Social skills are essential for creating lasting relationships with others. This includes family, friends, or romantic partners. For individuals with autism, social skills often do not develop naturally and require targeted interventions and support. The term ‘social skills’ involves a variety of areas, including but not limited to:
Developing these skills is crucial for academic success, independent living, and overall well-being. For many, ABA is the key to unlocking these barriers and creating the pivotal responses necessary for our learners to be successful on their socialization journey!
ABA therapy is designed for children on the autism spectrum (or with similar diagnoses). It can help learners decrease their problem behaviors while giving them replacement skills including communication, self-regulation, and social skills. During ABA treatment, the ABA team will include social skills training in the treatment package to ensure meaningful results for the learners involved. It is difficult for children with autism to interpret social cues, understand people’s intentions, and process when/how to respond or interact with others in social settings.
Here are a few examples of how ABA can help your child with their social skills:
Appropriate Body Language

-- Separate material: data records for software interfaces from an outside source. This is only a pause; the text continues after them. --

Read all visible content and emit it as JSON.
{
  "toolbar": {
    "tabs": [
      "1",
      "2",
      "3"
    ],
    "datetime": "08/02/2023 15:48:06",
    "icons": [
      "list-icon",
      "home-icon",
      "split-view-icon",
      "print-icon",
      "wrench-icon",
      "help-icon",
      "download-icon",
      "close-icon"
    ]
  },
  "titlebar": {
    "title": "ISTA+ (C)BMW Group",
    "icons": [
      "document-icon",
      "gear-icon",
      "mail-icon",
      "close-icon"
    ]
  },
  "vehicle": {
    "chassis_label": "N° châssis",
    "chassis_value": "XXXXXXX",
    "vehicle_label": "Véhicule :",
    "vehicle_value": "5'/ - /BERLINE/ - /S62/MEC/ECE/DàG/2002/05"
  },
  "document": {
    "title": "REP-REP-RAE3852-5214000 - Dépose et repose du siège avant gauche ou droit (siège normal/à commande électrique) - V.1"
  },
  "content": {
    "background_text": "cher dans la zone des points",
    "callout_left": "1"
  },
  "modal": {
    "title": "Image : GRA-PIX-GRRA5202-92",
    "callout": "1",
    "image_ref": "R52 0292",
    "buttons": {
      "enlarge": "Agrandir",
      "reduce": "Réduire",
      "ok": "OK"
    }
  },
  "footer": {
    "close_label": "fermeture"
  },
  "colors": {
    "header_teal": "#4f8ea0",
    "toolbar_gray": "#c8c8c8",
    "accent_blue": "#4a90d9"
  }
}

Working on how to communicate appropriately with body language is a skill set that can take a while to master but is crucial in social interactions. We teach the learner how to use his own body language and how to read other people’s body language.
This skill can be one of the most important aspects of learning social skills. This is targeted via conversations with peers or adults. This allows the ABA team to work on different types of exchanges between peers whether it is small talk, or more in-depth conversations. While teaching this skill, the therapists can also work on how to stay on topic when it is a nonpreferred topic of the child. The team can also work on when and how to take turns in conversations as well as initiating a conversation and at what time to do so. Another key skill that can be addressed is how to determine when someone isn’t interested in having a conversation, or when not to talk about certain topics, and how to change the topic.

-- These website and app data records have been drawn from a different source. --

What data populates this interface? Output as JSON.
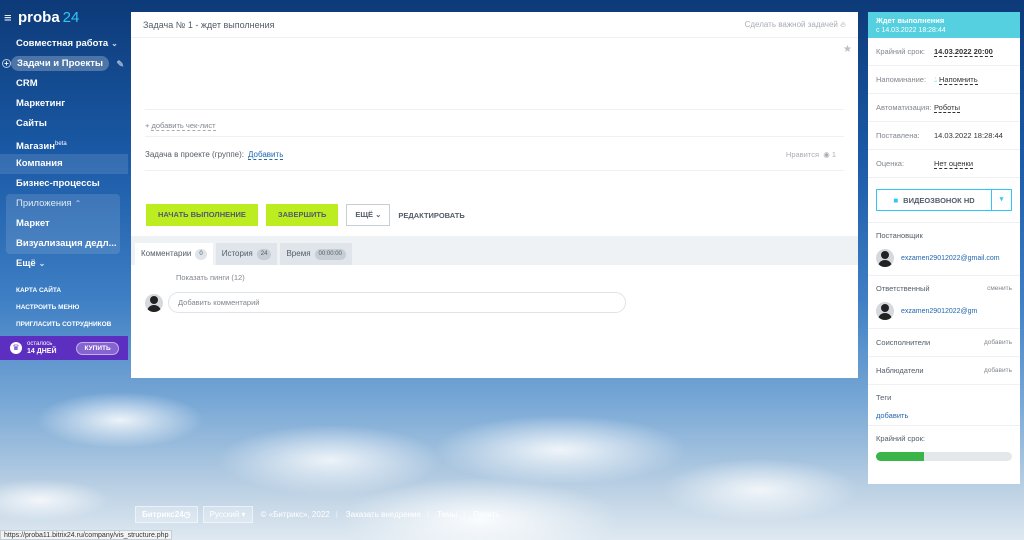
{
  "app": {
    "logo_text": "proba",
    "logo_num": "24"
  },
  "sidebar": {
    "items": [
      {
        "label": "Совместная работа",
        "chev": "⌄"
      },
      {
        "label": "Задачи и Проекты"
      },
      {
        "label": "CRM"
      },
      {
        "label": "Маркетинг"
      },
      {
        "label": "Сайты"
      },
      {
        "label": "Магазин",
        "sup": "beta"
      },
      {
        "label": "Компания"
      },
      {
        "label": "Бизнес-процессы"
      }
    ],
    "apps_head": "Приложения",
    "apps_items": [
      "Маркет",
      "Визуализация дедл..."
    ],
    "more": "Ещё",
    "links": [
      "КАРТА САЙТА",
      "НАСТРОИТЬ МЕНЮ",
      "ПРИГЛАСИТЬ СОТРУДНИКОВ"
    ],
    "trial": {
      "line1": "осталось",
      "line2": "14 ДНЕЙ",
      "buy": "КУПИТЬ"
    }
  },
  "task": {
    "title": "Задача № 1 - ждет выполнения",
    "important": "Сделать важной задачей",
    "checklist": "добавить чек-лист",
    "project_label": "Задача в проекте (группе):",
    "project_add": "Добавить",
    "likes": "Нравится",
    "likes_count": "1",
    "btn_start": "НАЧАТЬ ВЫПОЛНЕНИЕ",
    "btn_finish": "ЗАВЕРШИТЬ",
    "btn_more": "ЕЩЁ",
    "btn_edit": "РЕДАКТИРОВАТЬ",
    "tabs": [
      {
        "label": "Комментарии",
        "count": "0"
      },
      {
        "label": "История",
        "count": "24"
      },
      {
        "label": "Время",
        "count": "00:00:00"
      }
    ],
    "pings": "Показать пинги (12)",
    "comment_placeholder": "Добавить комментарий"
  },
  "right": {
    "status": "Ждет выполнения",
    "status_since": "с 14.03.2022 18:28:44",
    "rows": [
      {
        "label": "Крайний срок:",
        "value": "14.03.2022 20:00"
      },
      {
        "label": "Напоминание:",
        "value": "Напомнить"
      },
      {
        "label": "Автоматизация:",
        "value": "Роботы"
      },
      {
        "label": "Поставлена:",
        "value": "14.03.2022 18:28:44"
      },
      {
        "label": "Оценка:",
        "value": "Нет оценки"
      }
    ],
    "video": "ВИДЕОЗВОНОК HD",
    "creator_title": "Постановщик",
    "creator_email": "exzamen29012022@gmail.com",
    "responsible_title": "Ответственный",
    "responsible_action": "сменить",
    "responsible_email": "exzamen29012022@gm",
    "coexec_title": "Соисполнители",
    "coexec_action": "добавить",
    "observers_title": "Наблюдатели",
    "observers_action": "добавить",
    "tags_title": "Теги",
    "tags_add": "добавить",
    "deadline_title": "Крайний срок:",
    "deadline_progress": 0.35
  },
  "footer": {
    "badge": "Битрикс24",
    "lang": "Русский",
    "copyright": "© «Битрикс», 2022",
    "order": "Заказать внедрение",
    "themes": "Темы",
    "print": "Печать"
  },
  "statusbar": "https://proba11.bitrix24.ru/company/vis_structure.php",
  "colors": {
    "accent": "#2fc6f6",
    "green_btn": "#bbed21",
    "status_head": "#55d0e0",
    "trial_bg": "#5d2fc1",
    "progress": "#3bb54a"
  }
}
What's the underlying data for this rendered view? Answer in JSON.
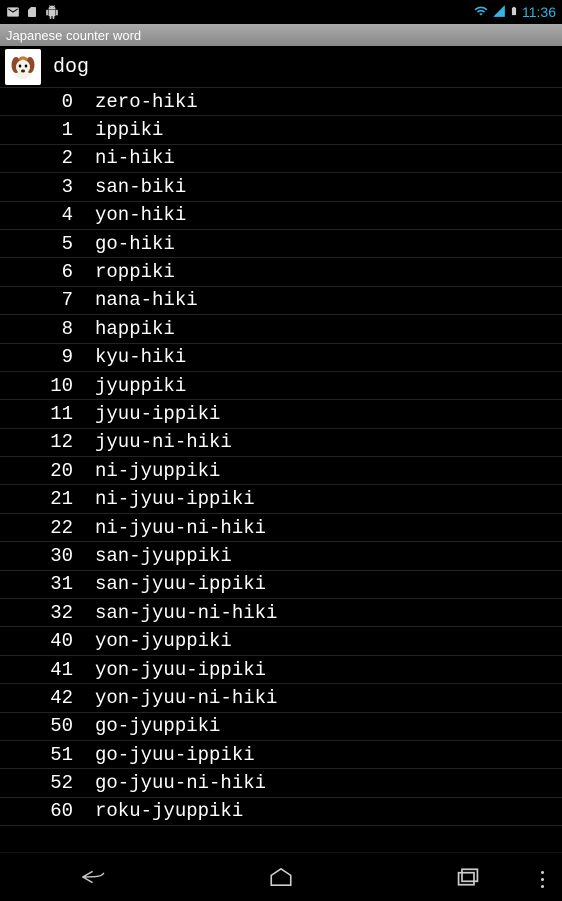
{
  "status": {
    "time": "11:36"
  },
  "titleBar": "Japanese counter word",
  "header": {
    "label": "dog"
  },
  "rows": [
    {
      "num": "0",
      "word": "zero-hiki"
    },
    {
      "num": "1",
      "word": "ippiki"
    },
    {
      "num": "2",
      "word": "ni-hiki"
    },
    {
      "num": "3",
      "word": "san-biki"
    },
    {
      "num": "4",
      "word": "yon-hiki"
    },
    {
      "num": "5",
      "word": "go-hiki"
    },
    {
      "num": "6",
      "word": "roppiki"
    },
    {
      "num": "7",
      "word": "nana-hiki"
    },
    {
      "num": "8",
      "word": "happiki"
    },
    {
      "num": "9",
      "word": "kyu-hiki"
    },
    {
      "num": "10",
      "word": "jyuppiki"
    },
    {
      "num": "11",
      "word": "jyuu-ippiki"
    },
    {
      "num": "12",
      "word": "jyuu-ni-hiki"
    },
    {
      "num": "20",
      "word": "ni-jyuppiki"
    },
    {
      "num": "21",
      "word": "ni-jyuu-ippiki"
    },
    {
      "num": "22",
      "word": "ni-jyuu-ni-hiki"
    },
    {
      "num": "30",
      "word": "san-jyuppiki"
    },
    {
      "num": "31",
      "word": "san-jyuu-ippiki"
    },
    {
      "num": "32",
      "word": "san-jyuu-ni-hiki"
    },
    {
      "num": "40",
      "word": "yon-jyuppiki"
    },
    {
      "num": "41",
      "word": "yon-jyuu-ippiki"
    },
    {
      "num": "42",
      "word": "yon-jyuu-ni-hiki"
    },
    {
      "num": "50",
      "word": "go-jyuppiki"
    },
    {
      "num": "51",
      "word": "go-jyuu-ippiki"
    },
    {
      "num": "52",
      "word": "go-jyuu-ni-hiki"
    },
    {
      "num": "60",
      "word": "roku-jyuppiki"
    }
  ]
}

Parallel play skills teach learners how to play alongside or near others. Therapists will usually first practice parallel play with clients and then work on engaging them near/with peers. To master this skill, the team will help teach the child to approach the peer and ask them to play together and/or share their toys.
Interactive or “back-and-forth” play works on turn-taking, showing sportsmanship for peers/friends, and teaches learners how to respond to winning/losing appropriately.
When we role play, we will practice scenarios for the child to introduce themself, respond to conversation naturally, share with peers, and understand social cues.
If you or anyone you know would benefit from learning these skills, feel free to reach out to the Empower ABA team today at email@example.com or check-out or website for more information at www.empoweraba.com !